9:25 a.m. ET, February 26, 2022

US lobbyists rush to cut ties with lucrative Russian contracts

From CNN's Casey Tolan, Curt Devine and Daniel A. Medina

In the years leading up to Russia's attack on Ukraine, US lobbyists have raked in millions of dollars from Russian banks and financial firms paying to push their interests in Washington.

Now, in the wake of the Russian invasion and new sanctions announced by President Joe Biden, many of those lobbying firms are rushing to cut ties and drop their lucrative contracts.

At least six lobbying firms that previously represented now-sanctioned Russian banks and companies tied to a Russian natural gas pipeline terminated their contracts or representation this week, according to statements and federal lobbying disclosures.

The exodus marks the rupture of a Moscow-to-K-Street conduit that has long employed former federal officials and members of Congress of both parties, experts said.

"For anybody that's representing a Russian entity in Washington, DC, it's an uphill climb ... that has just gotten a lot steeper," said Benjamin Freeman, a research fellow at the Quincy Institute for Responsible Statecraft, a foreign policy think tank, who has written a book on foreign influence. "It's going to be hard to find a sympathetic ear for any of these Russian clients on the Hill right now."

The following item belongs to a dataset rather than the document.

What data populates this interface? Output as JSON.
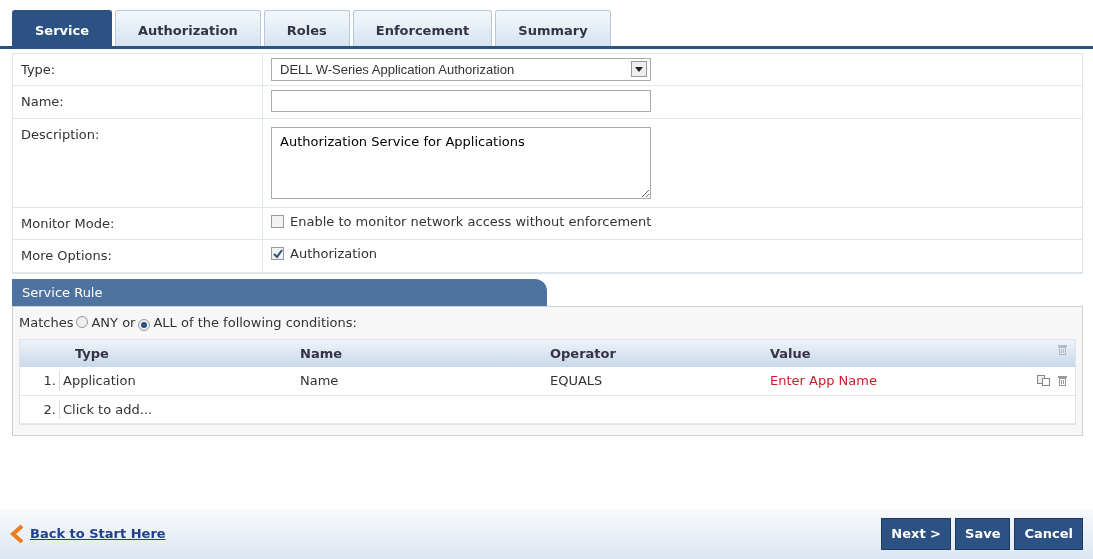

Some of the banks Biden targeted with sanctions, including VTB, Russia's second-largest, were put under "full blocking" sanctions, which freeze organizations' US assets and prohibit them from doing business in the country. That means it would be illegal for lobbyists to work for them unless they receive a license from the Treasury Department, according to legal experts.

Dropping contracts with fully blocked banks "is not a gesture in solidarity with Ukraine, this is a requirement under US law," said Erich Ferrari, an attorney who specializes in US economic sanctions. Lobbyists could face prosecution for running afoul of sanctions laws, he said.

But even for lobbyists representing firms that aren't fully blocked, it would be a "real reputational risk for these firms to keep representing these sanctioned entities," said Freeman, who called ties to Russia a "scarlet letter" in DC.

Read the full story here.